The ultimate aim of health care public policy is good care at good prices. Managed care stalled at achieving this goal by trying to influence providers, so health policy has turned to the only market-based option left: treating patients like consumers. Health insurance and tax policy are now pressuring patients to spend their own money when they select health plans, providers, and treatments. Expecting patients to choose what they need at the price they want, consumerists believe that market competition will constrain costs while optimizing quality. This classic form of consumerism is today's watchword. This Article evaluates this ideal type of consumerism and the regulatory mechanism of which it is essentially an example-legally mandated disclosure of information. We do so by assessing the crucial assumptions about human nature on which consumerism and mandated disclosure depend Consumerism operates in a variety of contexts in a variety of ways with a variety of aims. To assess so protean a thing, we ask what a patient's life would really be like in a consumerist world. The literature abounds in suppositions about how medical consumers should behave. We look for empirical evidence about how real people actually buy health plans, choose providers, and select treatments. We conclude that consumerism, and thus mandated disclosure generally, are unlikely to accomplish the goals imagined for them. Consumerism's prerequisites are too many and too demanding. First, consumers must have choices that include the coverage, care-takers, and care they want. Second, reliable information about those choices must be available. Third, information must be put before consumers, especially by doctors. Fourth, consumers must receive the information. Fifth, the information must be complete and comprehensible enough for consumers to use it. Sixth, consumers must understand what they are told. Seventh, consumers must be willing to analyze the information. Eighth, consumers must actually analyze the information and do so well enough to make good choices. Our review of the empirical evidence concludes that these prerequisites cannot be met reliably most of the time. At every stage people encounter daunting hurdles. Like so many other dreams of controlling costs and giving patients control, consumerism is doomed to disappoint. This does not mean that consumerist tools should never be used It means they should not be used unadvisedly or lightly, but discreetly, advisedly, soberly, and in the fear of error.

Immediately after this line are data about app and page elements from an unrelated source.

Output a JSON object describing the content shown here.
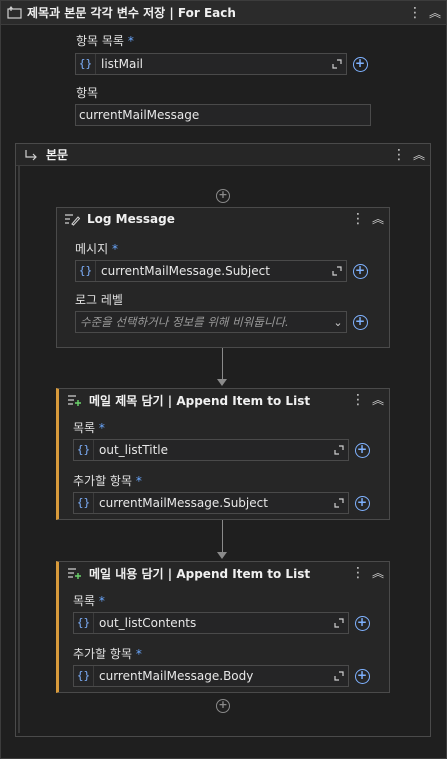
{
  "foreach": {
    "title": "제목과 본문 각각 변수 저장 | For Each",
    "list_label": "항목 목록",
    "list_required": "*",
    "list_value": "listMail",
    "item_label": "항목",
    "item_value": "currentMailMessage"
  },
  "body": {
    "title": "본문"
  },
  "log_message": {
    "title": "Log Message",
    "message_label": "메시지",
    "message_required": "*",
    "message_value": "currentMailMessage.Subject",
    "level_label": "로그 레벨",
    "level_placeholder": "수준을 선택하거나 정보를 위해 비워둡니다."
  },
  "append_title": {
    "title": "메일 제목 담기 | Append Item to List",
    "list_label": "목록",
    "list_required": "*",
    "list_value": "out_listTitle",
    "item_label": "추가할 항목",
    "item_required": "*",
    "item_value": "currentMailMessage.Subject"
  },
  "append_contents": {
    "title": "메일 내용 담기 | Append Item to List",
    "list_label": "목록",
    "list_required": "*",
    "list_value": "out_listContents",
    "item_label": "추가할 항목",
    "item_required": "*",
    "item_value": "currentMailMessage.Body"
  },
  "icons": {
    "brace": "{}",
    "more": "⋮",
    "collapse": "︽",
    "plus": "+",
    "expand": "expand-icon",
    "chevron_down": "⌄"
  },
  "colors": {
    "accent_blue": "#7fb2ff",
    "activity_accent": "#d89a3b",
    "background": "#1f1f1f"
  }
}
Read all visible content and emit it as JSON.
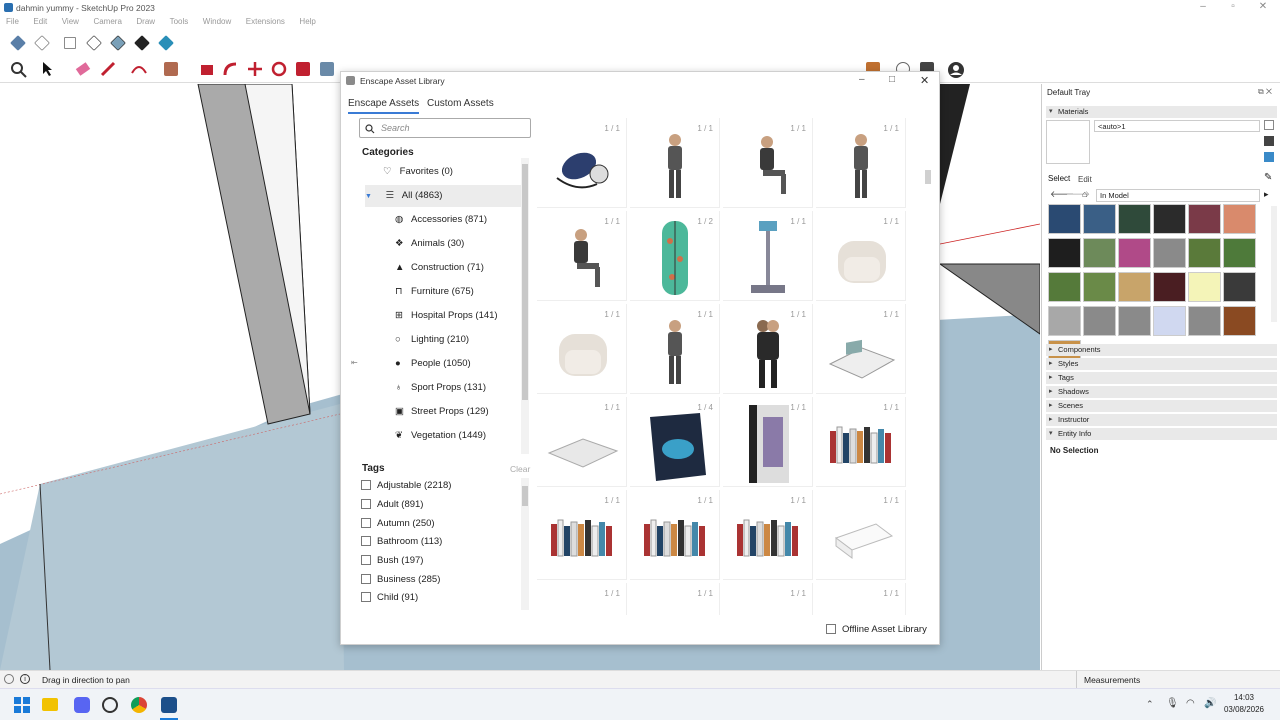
{
  "app": {
    "title": "dahmin yummy - SketchUp Pro 2023"
  },
  "menubar": [
    "File",
    "Edit",
    "View",
    "Camera",
    "Draw",
    "Tools",
    "Window",
    "Extensions",
    "Help"
  ],
  "dialog": {
    "title": "Enscape Asset Library",
    "tabs": [
      "Enscape Assets",
      "Custom Assets"
    ],
    "search_placeholder": "Search",
    "categories_heading": "Categories",
    "categories": [
      {
        "label": "Favorites (0)",
        "icon": "heart-icon"
      },
      {
        "label": "All (4863)",
        "icon": "list-icon"
      },
      {
        "label": "Accessories (871)",
        "icon": "accessories-icon"
      },
      {
        "label": "Animals (30)",
        "icon": "paw-icon"
      },
      {
        "label": "Construction (71)",
        "icon": "hardhat-icon"
      },
      {
        "label": "Furniture (675)",
        "icon": "armchair-icon"
      },
      {
        "label": "Hospital Props (141)",
        "icon": "hospital-icon"
      },
      {
        "label": "Lighting (210)",
        "icon": "bulb-icon"
      },
      {
        "label": "People (1050)",
        "icon": "people-icon"
      },
      {
        "label": "Sport Props (131)",
        "icon": "whistle-icon"
      },
      {
        "label": "Street Props (129)",
        "icon": "street-icon"
      },
      {
        "label": "Vegetation (1449)",
        "icon": "leaf-icon"
      }
    ],
    "tags_heading": "Tags",
    "tags_clear": "Clear",
    "tags": [
      "Adjustable (2218)",
      "Adult (891)",
      "Autumn (250)",
      "Bathroom (113)",
      "Bush (197)",
      "Business (285)",
      "Child (91)"
    ],
    "assets": [
      {
        "count": "1 / 1",
        "kind": "blood-pressure-cuff"
      },
      {
        "count": "1 / 1",
        "kind": "person-standing"
      },
      {
        "count": "1 / 1",
        "kind": "person-sitting"
      },
      {
        "count": "1 / 1",
        "kind": "person-standing"
      },
      {
        "count": "1 / 1",
        "kind": "person-sitting"
      },
      {
        "count": "1 / 2",
        "kind": "bodyboard"
      },
      {
        "count": "1 / 1",
        "kind": "scale"
      },
      {
        "count": "1 / 1",
        "kind": "armchair"
      },
      {
        "count": "1 / 1",
        "kind": "armchair"
      },
      {
        "count": "1 / 1",
        "kind": "person-standing"
      },
      {
        "count": "1 / 1",
        "kind": "couple-hug"
      },
      {
        "count": "1 / 1",
        "kind": "magazine"
      },
      {
        "count": "1 / 1",
        "kind": "open-book"
      },
      {
        "count": "1 / 4",
        "kind": "book-cover"
      },
      {
        "count": "1 / 1",
        "kind": "color-book"
      },
      {
        "count": "1 / 1",
        "kind": "books-row"
      },
      {
        "count": "1 / 1",
        "kind": "books-row"
      },
      {
        "count": "1 / 1",
        "kind": "books-row"
      },
      {
        "count": "1 / 1",
        "kind": "books-row"
      },
      {
        "count": "1 / 1",
        "kind": "white-box"
      },
      {
        "count": "1 / 1",
        "kind": "partial"
      },
      {
        "count": "1 / 1",
        "kind": "partial"
      },
      {
        "count": "1 / 1",
        "kind": "partial"
      },
      {
        "count": "1 / 1",
        "kind": "partial"
      }
    ],
    "offline_label": "Offline Asset Library"
  },
  "tray": {
    "title": "Default Tray",
    "materials_label": "Materials",
    "material_name": "<auto>1",
    "select_tab": "Select",
    "edit_tab": "Edit",
    "in_model": "In Model",
    "swatches": [
      "#2a4a72",
      "#3a5f86",
      "#2f4a3a",
      "#2b2b2b",
      "#7a3a48",
      "#d98a6c",
      "#1e1e1e",
      "#6d8a5a",
      "#b04a88",
      "#8a8a8a",
      "#5a7a3a",
      "#4e7a3a",
      "#557a3a",
      "#6a8a48",
      "#c8a46a",
      "#4a1e22",
      "#f4f4b8",
      "#3a3a3a",
      "#a8a8a8",
      "#8a8a8a",
      "#8a8a8a",
      "#d0d8f0",
      "#8a8a8a",
      "#8a4a22",
      "#c8924a"
    ],
    "sections": [
      "Components",
      "Styles",
      "Tags",
      "Shadows",
      "Scenes",
      "Instructor",
      "Entity Info"
    ],
    "entity_info": "No Selection"
  },
  "status": {
    "hint": "Drag in direction to pan",
    "measurements": "Measurements"
  },
  "taskbar": {
    "time": "14:03",
    "date": "03/08/2026"
  }
}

Schneider, Carl E., co-author. "When Patients Say No (To Save Money): An Essay on the Tectonics of Health Law." M. A. Hall, co-author. Conn. L. Rev. 41, no. 3 (2009): 743-80.